Linda Daly bills herself on her website as an “author, screenwriter, and now publisher.” Uh-huh. Let’s look at that, shall we? As an author, all of her titles have been self-published. As far as being a screenwriter goes, she must be unproduced, because she’s not a member of the WGA nor can I find any screenwriting credits for her on IMDB (or anywhere else). As for calling herself a publisher, well, I think the lawsuit and the cover of her latest book say it all. Her stunning editorial skills are on full display in the description of her book on her site (all the errors in spelling, punctuation, capitalization, and grammar are her own):

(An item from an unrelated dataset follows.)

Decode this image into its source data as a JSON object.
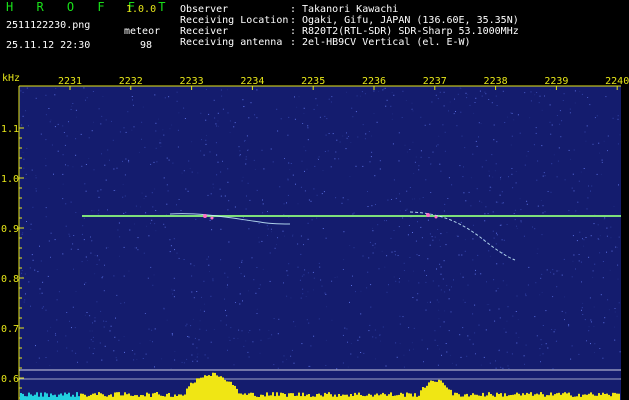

From Detroit to the Isles of Scotland;  a deadly sea of lies is exposed as a super-spy solves another treat to world security, or is it deadly greed by a man shamed into giving up his heritage. This riveting tales has been adapted into a ‘Feature’ film and is currently being considered for production.

Mr. Monk and the New Contract

I’ve had a lot of emails from people asking me if there are going to be more MONK novels beyond the one I am writing now — MR. MONK AND THE DIRTY COP, the eighth in the series, slated for publication next summer.

Well, now I can answer that question. I’ve just agreed to write three more original MONK novels for Penguin/Putnam, which means there will be new books in the series through the end of 2010, regardless of whether or not this ends up being the last season of the TV show.

I realized after I agreed to the deal that this means that I will have written at least 20 novels between 2003, when I started the DIAGNOSIS MURDER books, and 2010 when my current contract runs out (which is about as many novels as James Reasoner or Robert Randisi write in one year).

I’m exhausted just thinking about it.

Describing Sex Isn’t Easy

Here’s how one of my favorite authors described passionate love-making in a recent novel:

“He carried her to the bed. It was like two tornadoes competing for the same trailer park. When they were done, he lay on his back with his head over the edge of the bed breathing hard and looking out the curtained window to the upside-down Pacific.”

I laughed when I read it. I think it was meant to be funny…wasn’t it?

Mr. Monk and the Decent Job

Publishers Weekly gave MR. MONK GOES TO GERMANY a nice review today. They say, in part:

The sixth novel (after 2007’s Mr. Monk in Outer Space) based on the popular MONK  TV series created by Andy Breckman effectively meets the challenges of
translating the screen concept to the page. […] Despite the lack of the TV series’ visual humor and the
performance of actor Tony Shalhoub, Goldberg does a decent job of
conveying both the sleuth’s quirks and his genius.

You can read an excerpt of the book here and decide for yourself if PW is right or not.

You Can’t Beat The Original

LA FEMME NIKITA was a fantastic French thriller that was remade, scene for scene, in the American POINT OF NO RETURN and the Chinese BLACK CAT…as well as a USA Network pilot/series. But none of the remakes could match Luc Besson’s original.

Here’s the amazing “restaurant” scene from the original LA FEMME NIKITA (broken down into two clips) and the same scene in the U.S. remake.